Perhaps impersonal authority is better, but it has the great disadvantage that it lacks accountability. When someone has personal authority, he is accountable to his superior, or at least to God, for his actions and the delegated actions of his inferiors. But the impersonal authority of bureaucracy spreads out accountability so that no particular individual can be held to account, so long as that person adheres sufficiently closely to the official procedures. And since it is impossible to spell out a procedure for everything, no matter how much the policy manual grows, no individual is held to account except for the most egregious offenses.

Consider the situation described above at the USCIS office. In olden days, one could go to the head of the office (the superior) and complain about the abuses of the guard (the inferior), and it would be understood that the superior was responsible for addressing the actions of the inferior. If the head of the office was a righteous man, he would discipline the guard, and if he was unrighteous, he would laugh it off, but it would be understood by those around that he was acting wickedly, and one perhaps could appeal to his superior. In these days, it is likely that the head of the office cannot do anything about the guard (particularly if she is in protected class) since her actions may not rise to the level of breaking rules, or if they do, the bureaucratic procedure for discipline is too laborious and time-consuming to be worth applying. Consequently, the conscience of the head of the office is untroubled since he views himself as lacking authority to do anything (and it may we be true).


(Daniel Meyer) #38

Joel,
I think I understand your point better now, that we’re under a heavy yoke. And I think you’re right. I think that the way to process the current bureaucratic bondage is to see it as the same kind of thing we see throughout biblical history – that in our prosperity we have turned away from the Lord, and the Lord has sent the Midianites to oppress us. The first step is to admit that we are distressed – that there is a problem that is far beyond us in size. Then, we need to understand that this is from the Lord, in reference to our sin, and humble ourselves and seek the Lord.

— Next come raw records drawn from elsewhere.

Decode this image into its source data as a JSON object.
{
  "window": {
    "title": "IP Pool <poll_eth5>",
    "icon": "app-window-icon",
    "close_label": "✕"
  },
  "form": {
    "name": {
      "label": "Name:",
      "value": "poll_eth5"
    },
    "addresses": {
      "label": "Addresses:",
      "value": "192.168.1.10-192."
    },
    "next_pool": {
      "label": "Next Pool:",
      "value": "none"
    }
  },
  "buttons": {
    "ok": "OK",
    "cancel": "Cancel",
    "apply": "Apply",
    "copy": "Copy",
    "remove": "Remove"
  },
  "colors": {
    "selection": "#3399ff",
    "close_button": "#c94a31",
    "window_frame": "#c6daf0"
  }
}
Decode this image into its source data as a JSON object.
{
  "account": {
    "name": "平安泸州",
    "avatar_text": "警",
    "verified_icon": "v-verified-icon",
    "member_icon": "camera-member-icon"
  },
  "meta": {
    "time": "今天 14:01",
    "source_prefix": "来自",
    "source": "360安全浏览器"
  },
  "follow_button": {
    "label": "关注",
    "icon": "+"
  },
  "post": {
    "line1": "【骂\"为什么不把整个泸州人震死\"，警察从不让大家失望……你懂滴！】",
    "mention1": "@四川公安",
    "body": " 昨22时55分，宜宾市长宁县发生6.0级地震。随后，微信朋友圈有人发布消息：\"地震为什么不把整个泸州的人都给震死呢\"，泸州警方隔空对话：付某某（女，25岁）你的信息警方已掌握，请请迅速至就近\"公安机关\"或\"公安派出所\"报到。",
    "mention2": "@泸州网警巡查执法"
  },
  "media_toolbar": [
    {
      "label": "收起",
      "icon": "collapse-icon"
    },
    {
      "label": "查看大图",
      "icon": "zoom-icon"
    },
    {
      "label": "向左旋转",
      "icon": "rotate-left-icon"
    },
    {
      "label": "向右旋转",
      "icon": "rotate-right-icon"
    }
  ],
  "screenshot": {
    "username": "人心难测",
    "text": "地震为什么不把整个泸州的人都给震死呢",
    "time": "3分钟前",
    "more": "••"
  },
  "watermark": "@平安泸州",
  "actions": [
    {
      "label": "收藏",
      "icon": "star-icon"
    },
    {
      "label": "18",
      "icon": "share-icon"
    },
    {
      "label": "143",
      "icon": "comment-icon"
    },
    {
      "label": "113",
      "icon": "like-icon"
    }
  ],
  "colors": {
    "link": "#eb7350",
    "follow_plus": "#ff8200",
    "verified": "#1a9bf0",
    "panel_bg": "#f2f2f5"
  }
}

We’re a nation of slaves, and what I described earlier is a way for one slave to discharge his spiritual duty to another slave while under the yoke–but don’t we long for freedom to do our brother good openly, without the threat of punishment always hanging over us? That’s what we should fast and pray and look for.

Love,


(Daniel Meyer) #39

Dear Joel, I’m dusting off this conversation thread to reply, “a man without real authority delegated by whom?” If you mean that the impetus is not from my higher-ups–it is true I have not been given a mandate from my employer regarding those things we discussed above, and if someone complained there is a substantial risk that management would not back me up in these matters. But should they not back me and I be presented with a choice to back down from this behavior or be snipped from the company, that wouldn’t prove that I had had no authority (to do these things).

The reason is, to me it’s part of loving God and loving neighbor–that’s where my authority comes from to do these things. The prophets and apostles were at times forcibly and violently stopped from their work by imprisonments and murder, but they had authority to do what they did for the Lord.

A risk of consequences is not the same as a lack of authority. We always have authority to love our neighbor, because we have God’s command, and if someone purports to make a law against such love it is void, because God has declared, “…against such there is no law.”

It sounds to me like when you talk about a lack of authority you really mean a risk of consequences. Have I misunderstood you?

Love,


(Joseph Bayly) #40

Or, ala this conversation, a lack of power to enforce something. If you have the responsibility to love somebody, then you are also obviously authorized to do so. That doesn’t mean you have any direct authority over said person, but every Christian is authorized to command the world to believe on the Lord Jesus Christ and be saved. We don’t have the power to make them, though.